I need a curse breaker. Immediately.

Poise and Rationality

In Reason to Believe, Bruce Springsteen sings, “At the end of every hard-earned day / people find some reason to believe.” What’s your reason to believe?

Source: Reason to Believe

My initial reaction to the question was another question: reason to believe in what?

Then I realized I probably should check out the lyrics of the song, which I eventually did, only to be met with more questions in my head. Like everyone else, I suppose Springsteen was also trying to be discreet in his take on life as well, whether it’s a brighter one indicating hope, or it is the more-likely depressing one. Or maybe he was simply putting the question out there: looking at all the shit happening, what do you believe in?

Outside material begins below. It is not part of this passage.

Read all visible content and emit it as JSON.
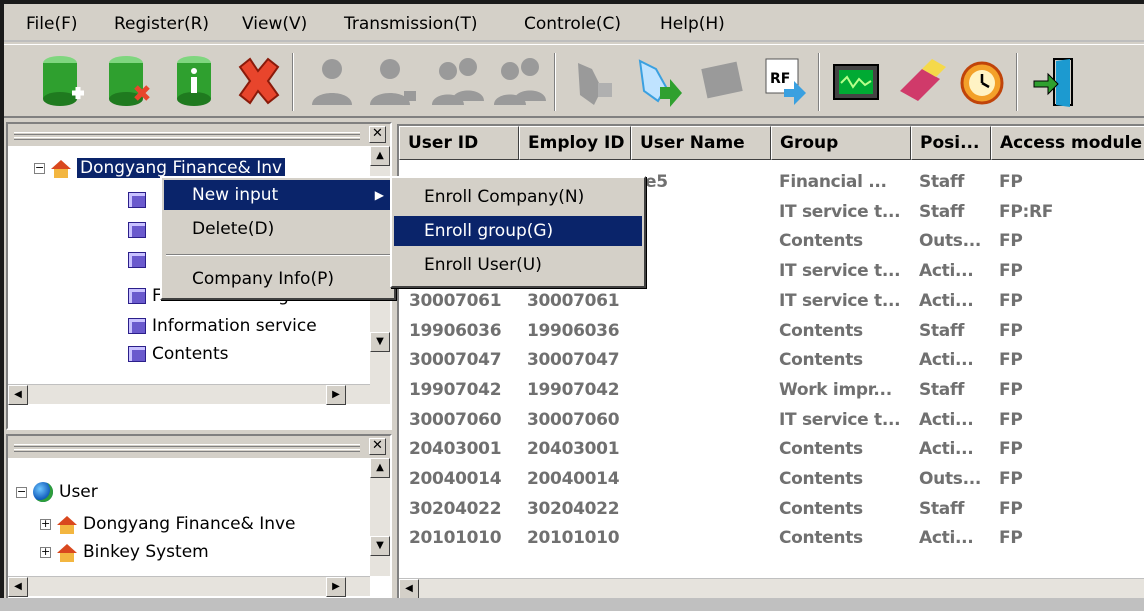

When discussing the theme of death, birth, and–things that happen in between both–love, life, I reckon people’s take on the world would also vary depends on things they encounter in a daily basis, wouldn’t it? It will differ in the way they are raised, the environment they are raised, and even that does not guarantee a generalization of what people with a certain background will conclude as true and eventually act upon. Changes happen–natural disasters, lost of a loved one, more unfavorable or favorable financial conditions, promotions, better life conditions, acquiring friends after believing too long that one is destined for solitude–in different stages of life deemed critical, and in even that abrupt lapse of time, one may be able to internalize something that became their very outlook of life, which might be completely in contrast to how they perceive it before, or maybe reify the assumptions one has held for too long.

I am not sure if this is the correct way to call it, but I would say I am currently in the “early quarter life crisis” stage of my life. I am nearing age 25, and I have not been employed in a full-time job but is about to attain a graduate degree soon. Hopefully. I am scared with not being able to get this whole academic crap done before it’s due, because in my hearts of hearts, I know if I hate doing something (for example, thesis-writing, or anything related to writing academic nonsense I can only come up with), I will naturally procrastinate. Hard-core. Even if I can make it through, I am still terrified with whatever awaits me post-graduation. I can only hope it is not unemployment.

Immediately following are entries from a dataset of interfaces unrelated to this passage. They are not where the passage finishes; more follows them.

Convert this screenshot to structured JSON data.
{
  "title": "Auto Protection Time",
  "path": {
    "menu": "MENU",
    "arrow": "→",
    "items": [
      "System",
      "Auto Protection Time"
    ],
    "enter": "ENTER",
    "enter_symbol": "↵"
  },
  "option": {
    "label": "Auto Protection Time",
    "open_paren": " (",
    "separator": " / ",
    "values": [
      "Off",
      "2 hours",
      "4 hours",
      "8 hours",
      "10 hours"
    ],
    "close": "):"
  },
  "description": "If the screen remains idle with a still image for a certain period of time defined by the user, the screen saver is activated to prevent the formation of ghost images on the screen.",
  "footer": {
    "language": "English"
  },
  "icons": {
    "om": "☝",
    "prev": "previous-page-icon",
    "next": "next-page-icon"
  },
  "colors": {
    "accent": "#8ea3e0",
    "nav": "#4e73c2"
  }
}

In this stage of life, I found myself picturing two schemes, the ideal and the less ideal. The ideal involves the thought that everything will be sorted and eventually things will get better. The less ideal is basically the worst case scenario, when things do not work out, and all that is left is the question, “What then?”. It’s true that even if the ideal situation is to push through, the question remains. But at least the mind is relatively clear enough to be able to slowly figure something out as previous responsibilities are off the hook.

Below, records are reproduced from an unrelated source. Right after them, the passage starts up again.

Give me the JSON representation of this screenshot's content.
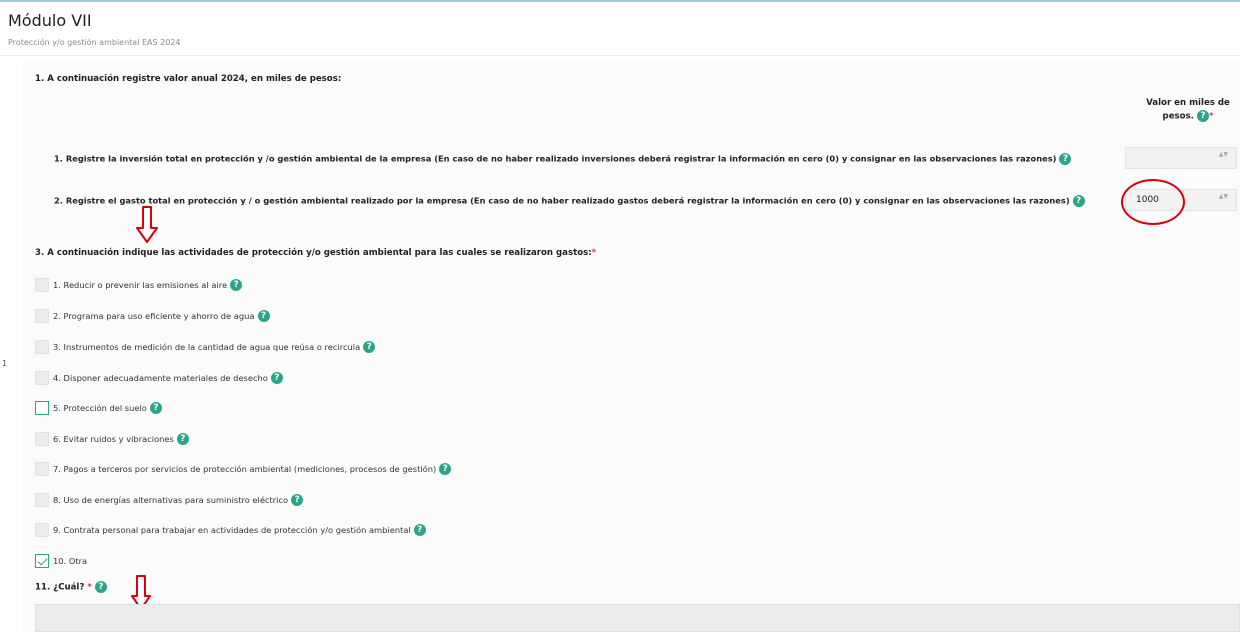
{
  "module": {
    "title": "Módulo VII",
    "subtitle": "Protección y/o gestión ambiental EAS 2024"
  },
  "q1": {
    "heading": "1. A continuación registre valor anual 2024, en miles de pesos:",
    "column_header_line1": "Valor en miles de",
    "column_header_line2": "pesos.",
    "rows": [
      {
        "label": "1. Registre la inversión total en protección y /o gestión ambiental de la empresa (En caso de no haber realizado inversiones deberá registrar la información en cero (0) y consignar en las observaciones las razones)",
        "value": ""
      },
      {
        "label": "2. Registre el gasto total en protección y / o gestión ambiental realizado por la empresa (En caso de no haber realizado gastos deberá registrar la información en cero (0) y consignar en las observaciones las razones)",
        "value": "1000"
      }
    ]
  },
  "q3": {
    "heading": "3. A continuación indique las actividades de protección y/o gestión ambiental para las cuales se realizaron gastos:",
    "options": [
      {
        "label": "1. Reducir o prevenir las emisiones al aire",
        "checked": false,
        "help": true
      },
      {
        "label": "2. Programa para uso eficiente y ahorro de agua",
        "checked": false,
        "help": true
      },
      {
        "label": "3. Instrumentos de medición de la cantidad de agua que reúsa o recircula",
        "checked": false,
        "help": true
      },
      {
        "label": "4. Disponer adecuadamente materiales de desecho",
        "checked": false,
        "help": true
      },
      {
        "label": "5. Protección del suelo",
        "checked": false,
        "help": true
      },
      {
        "label": "6. Evitar ruidos y vibraciones",
        "checked": false,
        "help": true
      },
      {
        "label": "7. Pagos a terceros por servicios de protección ambiental (mediciones, procesos de gestión)",
        "checked": false,
        "help": true
      },
      {
        "label": "8. Uso de energías alternativas para suministro eléctrico",
        "checked": false,
        "help": true
      },
      {
        "label": "9. Contrata personal para trabajar en actividades de protección y/o gestión ambiental",
        "checked": false,
        "help": true
      },
      {
        "label": "10. Otra",
        "checked": true,
        "help": false
      }
    ]
  },
  "q11": {
    "label": "11. ¿Cuál?",
    "value": ""
  },
  "help_glyph": "?",
  "required_mark": "*",
  "spinner_glyph": "▲▼",
  "edge_text": "1",
  "colors": {
    "accent": "#2aa58a",
    "required": "#e0316b",
    "annotation": "#d8000b"
  }
}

So, looking at the mess I have imposed upon myself, I find some reason to believe that there is no point meddling with too much thoughts about how one is supposed to live life. It is brutally pointless to look back and regret some previous decisions you made, as much as it is to fantasize how someday it will treat you fairly with the aspirations or effort you have put in for years. It is too masochistic to beat oneself up to be distressed about the present that one has brought upon as a consequence of past choices, and also to be only prophesying how bleak the future will be because of current uncertainties. Life has never been certain anyway.

The only way to go on as one keeps some sanity in tact will be to balance out all the pandemonium surrounding it. When worrying too much about the future, it signals the need for the little pleasures that will elucidate how life can be worth living, without adding further responsibilities that could get out of hand. When ecstatic and in favorable conditions, reserve judgment to avoid meaningless pledges or sickly sweet nothings. Make sensible priorities, then follow through. Take a breather. Then go again.

It’s a struggle, but what else can you do other than make your way through it somehow, if death is not considered an option?